  • 199.
  • 200. Index We’d like to hear your suggestions for improving our indexes. Send email to 189

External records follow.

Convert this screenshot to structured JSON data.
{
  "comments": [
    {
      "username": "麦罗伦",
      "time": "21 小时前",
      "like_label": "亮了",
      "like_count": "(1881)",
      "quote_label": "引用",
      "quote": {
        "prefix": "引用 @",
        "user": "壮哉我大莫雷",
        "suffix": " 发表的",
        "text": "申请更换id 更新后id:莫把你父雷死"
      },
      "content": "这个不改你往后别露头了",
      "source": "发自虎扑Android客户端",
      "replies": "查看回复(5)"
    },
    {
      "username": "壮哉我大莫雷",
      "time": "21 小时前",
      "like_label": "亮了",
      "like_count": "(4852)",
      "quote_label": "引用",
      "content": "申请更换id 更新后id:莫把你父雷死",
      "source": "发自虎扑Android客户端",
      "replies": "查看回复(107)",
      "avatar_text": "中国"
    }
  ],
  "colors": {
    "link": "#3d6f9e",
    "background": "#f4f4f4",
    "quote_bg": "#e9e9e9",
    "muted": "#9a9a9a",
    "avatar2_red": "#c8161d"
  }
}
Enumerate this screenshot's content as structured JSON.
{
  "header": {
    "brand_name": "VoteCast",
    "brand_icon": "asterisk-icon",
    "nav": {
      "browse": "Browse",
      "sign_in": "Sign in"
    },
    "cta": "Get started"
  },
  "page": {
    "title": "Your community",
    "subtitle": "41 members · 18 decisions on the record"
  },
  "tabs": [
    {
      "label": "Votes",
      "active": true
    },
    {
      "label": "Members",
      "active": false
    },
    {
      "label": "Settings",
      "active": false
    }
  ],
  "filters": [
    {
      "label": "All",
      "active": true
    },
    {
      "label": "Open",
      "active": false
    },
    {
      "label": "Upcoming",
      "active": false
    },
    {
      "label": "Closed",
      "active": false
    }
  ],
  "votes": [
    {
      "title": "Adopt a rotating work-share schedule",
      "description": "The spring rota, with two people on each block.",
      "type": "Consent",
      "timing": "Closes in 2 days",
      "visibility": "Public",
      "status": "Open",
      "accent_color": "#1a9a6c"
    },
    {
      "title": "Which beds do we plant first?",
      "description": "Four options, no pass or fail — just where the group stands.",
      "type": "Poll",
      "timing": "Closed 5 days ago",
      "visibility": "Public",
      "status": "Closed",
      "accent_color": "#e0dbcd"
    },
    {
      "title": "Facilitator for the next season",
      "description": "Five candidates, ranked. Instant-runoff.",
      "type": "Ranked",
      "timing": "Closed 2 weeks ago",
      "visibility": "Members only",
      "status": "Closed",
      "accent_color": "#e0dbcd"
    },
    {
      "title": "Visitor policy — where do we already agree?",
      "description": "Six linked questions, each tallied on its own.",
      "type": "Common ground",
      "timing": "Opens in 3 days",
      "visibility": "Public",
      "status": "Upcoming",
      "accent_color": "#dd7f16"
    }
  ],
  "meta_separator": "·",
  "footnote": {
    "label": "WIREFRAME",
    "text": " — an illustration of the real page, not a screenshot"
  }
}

  • 201. About the Authors Ian Robinson is the co-author of <em>REST in Practice</em> (O’Reilly Media, 2010). Ian is an engineer at Neo Technology, working on a distributed version of the Neo4j database. Prior to joining the engineering team, Ian served as Neo’s Director of Cus‐ tomer Success, managing the training, professional services, and support arms of Neo, and working with customers to design and develop mission-critical graph database solutions. Ian came to Neo Technology from ThoughtWorks, where he was SOA Practice Lead and a member of the CTO’s global Technical Advisory Board. Ian presents fre‐ quently at conferences worldwide on topics including the application of graph database technologies, and RESTful enterprise integration. Dr. Jim Webber is Chief Scientist with Neo Technology, where he researches novel graph databases and writes open source software. Previously, Jim spent time working with big graphs like the Web for building distributed systems, which led him to being a co-author on the book <em>REST in Practice</em> (O’Reilly Media, 2010). Jim is active in the development community, presenting regularly around the world. His blog is located at and he tweets often @jimwebber. Emil Eifrem is CEO of Neo Technology and co-founder of the Neo4j project. Before founding Neo, he was the CTO of Windh AB, where he headed the development of highly complex information architectures for Enterprise Content Management Sys‐ tems. Committed to sustainable open source, he guides Neo along a balanced path between free availability and commercial reliability. Emil is a frequent conference speaker and author on NOSQL databases. Colophon The animal on the cover of FILL IN TITLE is FILL IN DESCRIPTION. The cover image is from FILL IN CREDITS. The cover font is Adobe ITC Garamond. The text font is Adobe Minion Pro; the heading font is Adobe Myriad Condensed; and the code font is Dalton Maag’s Ubuntu Mono.